Clearly, the most important thing that happened in the business world is the initial public offering (IPO) of ABN Amro. After years of absence, the Dutch bank is back on track and the Dutch government is willing to finally get their money back after nationalizing it in 2008. To read more about this topic read the article: Is ABN Amro finally cured after the financial crisis?
There are also news about another Dutch bank – Rabobank. They announced mass redundancies that will affect around 9000 people. They also announced they will quit sponsoring major sports associations in the Netherlands such as Royal Dutch Cycling Union and Royal Dutch Equestrian Association.
Among news other than banking are the falling oil prices. Dealers said it is due to markets being unsettled by concerns about the health of the Chinese economy, which needs large quantities of fuel and raw materials for its rapid industrial growth. As a result of the low oil prices, worldwide stock exchanges indices are also falling.
Rocket Ships, Space Commercialization & Major Breakthroughs – BLUE ORIGIN – by Vlad Cristian Marin
Space travelling has seen its potential exploited by several private companies and established players throughout the past couple of years. Worth mentioning are Elon Musk’s SpaceX, Richard Branson’s Virgin Galactic, Planetary Resources, Stratolaunch Systems and Jeff Bezos’ Blue Origin. In the fierce battle for “space commercialization”, the earliest to break through has the biggest odds for a sustainable, long-term triumph.

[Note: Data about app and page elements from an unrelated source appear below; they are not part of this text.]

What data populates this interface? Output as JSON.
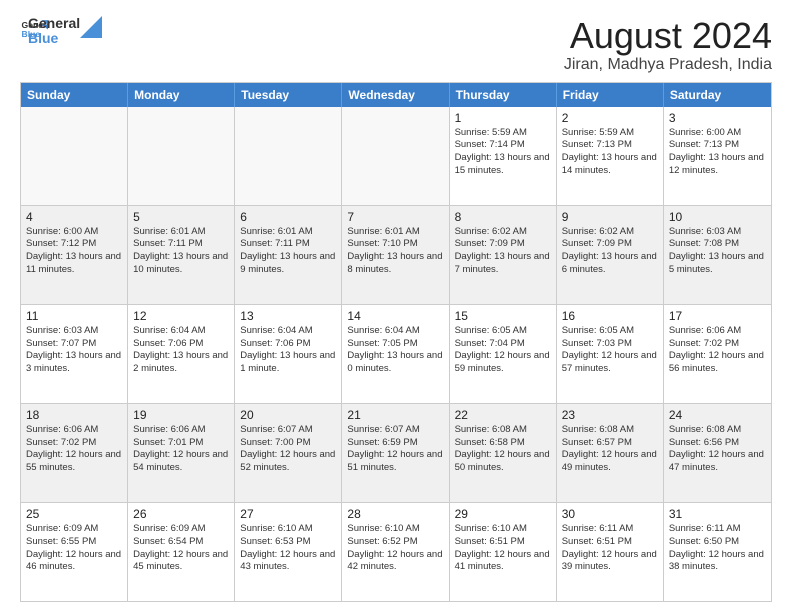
{
  "header": {
    "logo_general": "General",
    "logo_blue": "Blue",
    "title": "August 2024",
    "subtitle": "Jiran, Madhya Pradesh, India"
  },
  "calendar": {
    "weekdays": [
      "Sunday",
      "Monday",
      "Tuesday",
      "Wednesday",
      "Thursday",
      "Friday",
      "Saturday"
    ],
    "rows": [
      [
        {
          "day": "",
          "info": "",
          "empty": true
        },
        {
          "day": "",
          "info": "",
          "empty": true
        },
        {
          "day": "",
          "info": "",
          "empty": true
        },
        {
          "day": "",
          "info": "",
          "empty": true
        },
        {
          "day": "1",
          "info": "Sunrise: 5:59 AM\nSunset: 7:14 PM\nDaylight: 13 hours\nand 15 minutes."
        },
        {
          "day": "2",
          "info": "Sunrise: 5:59 AM\nSunset: 7:13 PM\nDaylight: 13 hours\nand 14 minutes."
        },
        {
          "day": "3",
          "info": "Sunrise: 6:00 AM\nSunset: 7:13 PM\nDaylight: 13 hours\nand 12 minutes."
        }
      ],
      [
        {
          "day": "4",
          "info": "Sunrise: 6:00 AM\nSunset: 7:12 PM\nDaylight: 13 hours\nand 11 minutes.",
          "shaded": true
        },
        {
          "day": "5",
          "info": "Sunrise: 6:01 AM\nSunset: 7:11 PM\nDaylight: 13 hours\nand 10 minutes.",
          "shaded": true
        },
        {
          "day": "6",
          "info": "Sunrise: 6:01 AM\nSunset: 7:11 PM\nDaylight: 13 hours\nand 9 minutes.",
          "shaded": true
        },
        {
          "day": "7",
          "info": "Sunrise: 6:01 AM\nSunset: 7:10 PM\nDaylight: 13 hours\nand 8 minutes.",
          "shaded": true
        },
        {
          "day": "8",
          "info": "Sunrise: 6:02 AM\nSunset: 7:09 PM\nDaylight: 13 hours\nand 7 minutes.",
          "shaded": true
        },
        {
          "day": "9",
          "info": "Sunrise: 6:02 AM\nSunset: 7:09 PM\nDaylight: 13 hours\nand 6 minutes.",
          "shaded": true
        },
        {
          "day": "10",
          "info": "Sunrise: 6:03 AM\nSunset: 7:08 PM\nDaylight: 13 hours\nand 5 minutes.",
          "shaded": true
        }
      ],
      [
        {
          "day": "11",
          "info": "Sunrise: 6:03 AM\nSunset: 7:07 PM\nDaylight: 13 hours\nand 3 minutes."
        },
        {
          "day": "12",
          "info": "Sunrise: 6:04 AM\nSunset: 7:06 PM\nDaylight: 13 hours\nand 2 minutes."
        },
        {
          "day": "13",
          "info": "Sunrise: 6:04 AM\nSunset: 7:06 PM\nDaylight: 13 hours\nand 1 minute."
        },
        {
          "day": "14",
          "info": "Sunrise: 6:04 AM\nSunset: 7:05 PM\nDaylight: 13 hours\nand 0 minutes."
        },
        {
          "day": "15",
          "info": "Sunrise: 6:05 AM\nSunset: 7:04 PM\nDaylight: 12 hours\nand 59 minutes."
        },
        {
          "day": "16",
          "info": "Sunrise: 6:05 AM\nSunset: 7:03 PM\nDaylight: 12 hours\nand 57 minutes."
        },
        {
          "day": "17",
          "info": "Sunrise: 6:06 AM\nSunset: 7:02 PM\nDaylight: 12 hours\nand 56 minutes."
        }
      ],
      [
        {
          "day": "18",
          "info": "Sunrise: 6:06 AM\nSunset: 7:02 PM\nDaylight: 12 hours\nand 55 minutes.",
          "shaded": true
        },
        {
          "day": "19",
          "info": "Sunrise: 6:06 AM\nSunset: 7:01 PM\nDaylight: 12 hours\nand 54 minutes.",
          "shaded": true
        },
        {
          "day": "20",
          "info": "Sunrise: 6:07 AM\nSunset: 7:00 PM\nDaylight: 12 hours\nand 52 minutes.",
          "shaded": true
        },
        {
          "day": "21",
          "info": "Sunrise: 6:07 AM\nSunset: 6:59 PM\nDaylight: 12 hours\nand 51 minutes.",
          "shaded": true
        },
        {
          "day": "22",
          "info": "Sunrise: 6:08 AM\nSunset: 6:58 PM\nDaylight: 12 hours\nand 50 minutes.",
          "shaded": true
        },
        {
          "day": "23",
          "info": "Sunrise: 6:08 AM\nSunset: 6:57 PM\nDaylight: 12 hours\nand 49 minutes.",
          "shaded": true
        },
        {
          "day": "24",
          "info": "Sunrise: 6:08 AM\nSunset: 6:56 PM\nDaylight: 12 hours\nand 47 minutes.",
          "shaded": true
        }
      ],
      [
        {
          "day": "25",
          "info": "Sunrise: 6:09 AM\nSunset: 6:55 PM\nDaylight: 12 hours\nand 46 minutes."
        },
        {
          "day": "26",
          "info": "Sunrise: 6:09 AM\nSunset: 6:54 PM\nDaylight: 12 hours\nand 45 minutes."
        },
        {
          "day": "27",
          "info": "Sunrise: 6:10 AM\nSunset: 6:53 PM\nDaylight: 12 hours\nand 43 minutes."
        },
        {
          "day": "28",
          "info": "Sunrise: 6:10 AM\nSunset: 6:52 PM\nDaylight: 12 hours\nand 42 minutes."
        },
        {
          "day": "29",
          "info": "Sunrise: 6:10 AM\nSunset: 6:51 PM\nDaylight: 12 hours\nand 41 minutes."
        },
        {
          "day": "30",
          "info": "Sunrise: 6:11 AM\nSunset: 6:51 PM\nDaylight: 12 hours\nand 39 minutes."
        },
        {
          "day": "31",
          "info": "Sunrise: 6:11 AM\nSunset: 6:50 PM\nDaylight: 12 hours\nand 38 minutes."
        }
      ]
    ]
  }
}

In this light, we are today celebrating one major success. On the 23rd of November 2015, Blue Origin’s first rocket was launched to the edge of the outer space, culminating with a perfect return and upright descent on a landing pad. Blue Origin’s founder, Jeff Bezos (also the founder of Amazon) is said to have won the latest battle in the space wars. Why is that? It is simple. Rockets are usually disposed of after their launch in space. Just think of reusable rockets and the cost reduction associated with them. Simply put by Bezos, imagine airlines discarded 747 aircrafts after each flight – wouldn’t be so efficient, would it?
Whilst this major breakthrough in terms of safety and cost reduction will mark the year 2015, this event sets up the ground for even further advancements in the industry. We are really excited to see what 2016 has prepared!
“Full reuse is a game changer, and we can’t wait to fuel up and fly again.” – Jeff Bezos
Are Only Students with Rich Parents Able to Find a House in Amsterdam? – by Fransje Puts
Last week, it became known that more and more students have issues with finding a proper apartment in one of the popular neighbourhoods in Amsterdam. As we are students, we know for sure all about these issues. The only way to get an affordable house nowadays is through the help of rich parents who will buy a house for their child. Parents who belong to the 20 per cent of the wealthiest Dutch people, buy starter homes more frequently. The last five years, the acquisitions of houses in this group has increased by 22 per cent.
Jochem Kuijs (21), a business student at InHolland, started a company named ‘Huis voor je kind (House for your child)’ last year. With this company he is helping wealthy persons with finding and buying a proper house in Amsterdam for their children. According to Kuijs, this will not result in a partition between students with rich parents and students without rich parents. He says that just because of these wealthy parents, more students can live in the nice neighbourhoods of Amsterdam. Namely, ‘Huis voor je kind’ also helps with finding extra tenants and, because parent-owners mostly ask reasonable rent prices, the less wealthy students are also able to find an affordable living.